I found at Rutgers University Libraries LWVNJ Collection, TEANECK the letters, annual reports and studies that I am after. There were also materials from ILO.
If anyone in the League has a personal collection and would let me classify it, that would be welcome to the history effort.

Saturday, January 19, 2019

League 1970 book: This is Teaneck: A Community Handbook

The “Know Your Town” and “Know Your School” titles were publications done by many Leagues in the 50s through 70s. They were a major service to citizens across the USA.
This book record in Amazon shows what Teaneck did, at least one title. Rutgers University has more in their Special Collections Archives—-the whole New Jersey League Collection , in Alexander Library, New Brunswick, under Dr. Fernanda Perrone.

The files of League of Women Voters, Teaneck 1952-1985, are contained in Box 40, files 1-3, should anyone be curious.
“Know Your School” ( Leonia, 1968-69;
“Englewood Schools” (1968) and
“Ramapo Area Schools, Franklin Lakes, Oakland, Wyckoff,”(1971-72 )
are in the Sinclair collection of the Archives.

Teaneck’s titles included “This is Teaneck: A Community Handbook”(1961) and “Our Teaneck Schools: A Reference Book on the Local School System”( 1964).The 1970 title on the community was done with the Town Council, and is in our local library.
Maybe for the upcoming Teaneck Township History, there is a step beyond locating the books that you can provide.
If you have high quality PICTURES in PRINT, not digital, 1952—-1980 ( not later) of the ILO with LWVT members in them, too, we would appreciate your lending them.
Write Jay Levin, compiler/writer.,about the pictures and books for consideration for the “History of Teaneck”, to be published by Arcadia Press, and is anticipated in early 2020.
If the material is used, your contribution will be acknowledged in the book. And l know, from writing/collating a modest LWV Teaneck history, that getting the pictures out from attics and boxes is the hardest part. It’s even harder than reconciling facts.

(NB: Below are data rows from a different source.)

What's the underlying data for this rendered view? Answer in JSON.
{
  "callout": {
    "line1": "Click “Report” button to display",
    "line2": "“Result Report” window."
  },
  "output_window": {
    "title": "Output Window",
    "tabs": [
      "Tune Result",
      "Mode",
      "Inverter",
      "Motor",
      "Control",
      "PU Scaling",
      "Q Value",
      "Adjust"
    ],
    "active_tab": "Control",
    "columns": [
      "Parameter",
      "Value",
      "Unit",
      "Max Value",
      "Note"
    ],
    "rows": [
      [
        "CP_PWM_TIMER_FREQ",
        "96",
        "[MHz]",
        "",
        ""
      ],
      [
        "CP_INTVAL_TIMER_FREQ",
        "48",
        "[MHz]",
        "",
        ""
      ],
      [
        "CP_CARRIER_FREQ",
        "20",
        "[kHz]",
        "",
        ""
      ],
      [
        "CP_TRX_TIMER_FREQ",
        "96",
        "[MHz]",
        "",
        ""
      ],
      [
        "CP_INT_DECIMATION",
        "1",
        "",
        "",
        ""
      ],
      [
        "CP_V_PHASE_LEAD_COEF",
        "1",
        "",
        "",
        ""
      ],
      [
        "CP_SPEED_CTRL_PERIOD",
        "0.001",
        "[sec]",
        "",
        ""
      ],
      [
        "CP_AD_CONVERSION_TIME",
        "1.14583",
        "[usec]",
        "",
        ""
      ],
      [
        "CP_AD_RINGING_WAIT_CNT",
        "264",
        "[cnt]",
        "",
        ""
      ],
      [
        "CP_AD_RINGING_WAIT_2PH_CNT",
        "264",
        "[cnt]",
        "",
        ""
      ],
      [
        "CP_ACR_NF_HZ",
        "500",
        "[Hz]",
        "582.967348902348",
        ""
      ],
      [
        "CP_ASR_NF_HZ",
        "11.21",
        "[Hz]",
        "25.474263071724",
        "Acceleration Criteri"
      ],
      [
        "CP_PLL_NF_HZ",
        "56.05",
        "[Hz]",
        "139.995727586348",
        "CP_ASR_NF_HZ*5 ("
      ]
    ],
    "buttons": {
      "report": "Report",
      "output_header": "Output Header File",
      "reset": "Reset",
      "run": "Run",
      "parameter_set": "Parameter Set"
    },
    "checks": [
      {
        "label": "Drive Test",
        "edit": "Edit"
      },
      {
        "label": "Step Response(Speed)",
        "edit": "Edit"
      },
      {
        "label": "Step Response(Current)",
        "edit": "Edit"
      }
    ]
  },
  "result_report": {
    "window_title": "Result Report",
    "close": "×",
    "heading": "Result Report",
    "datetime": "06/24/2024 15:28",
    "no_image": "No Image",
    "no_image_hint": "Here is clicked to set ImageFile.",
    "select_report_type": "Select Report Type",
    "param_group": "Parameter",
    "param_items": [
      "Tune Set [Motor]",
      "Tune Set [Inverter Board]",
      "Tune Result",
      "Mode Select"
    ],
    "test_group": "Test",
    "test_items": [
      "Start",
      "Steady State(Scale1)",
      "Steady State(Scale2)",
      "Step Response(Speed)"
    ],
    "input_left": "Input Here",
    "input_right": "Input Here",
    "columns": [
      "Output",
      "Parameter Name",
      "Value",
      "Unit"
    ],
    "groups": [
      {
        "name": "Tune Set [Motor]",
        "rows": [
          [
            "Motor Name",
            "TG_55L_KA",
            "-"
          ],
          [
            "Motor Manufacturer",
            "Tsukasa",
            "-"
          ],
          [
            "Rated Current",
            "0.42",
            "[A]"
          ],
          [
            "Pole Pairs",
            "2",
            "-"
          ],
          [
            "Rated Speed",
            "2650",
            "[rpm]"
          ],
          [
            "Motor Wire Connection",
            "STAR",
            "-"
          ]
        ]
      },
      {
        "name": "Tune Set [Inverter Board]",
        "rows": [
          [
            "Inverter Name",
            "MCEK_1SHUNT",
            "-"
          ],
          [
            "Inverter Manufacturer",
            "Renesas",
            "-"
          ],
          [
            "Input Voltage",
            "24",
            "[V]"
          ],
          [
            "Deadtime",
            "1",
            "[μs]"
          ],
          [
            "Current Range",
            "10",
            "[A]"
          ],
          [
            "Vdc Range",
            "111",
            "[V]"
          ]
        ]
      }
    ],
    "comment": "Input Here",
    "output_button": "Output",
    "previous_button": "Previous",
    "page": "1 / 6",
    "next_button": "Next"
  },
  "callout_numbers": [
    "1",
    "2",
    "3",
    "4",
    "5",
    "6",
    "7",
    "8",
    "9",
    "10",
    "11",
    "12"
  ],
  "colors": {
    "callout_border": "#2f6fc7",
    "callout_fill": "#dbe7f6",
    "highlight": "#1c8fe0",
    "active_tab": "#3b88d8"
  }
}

Tuesday, October 30, 2018

Fall 2018 Voter Registration Album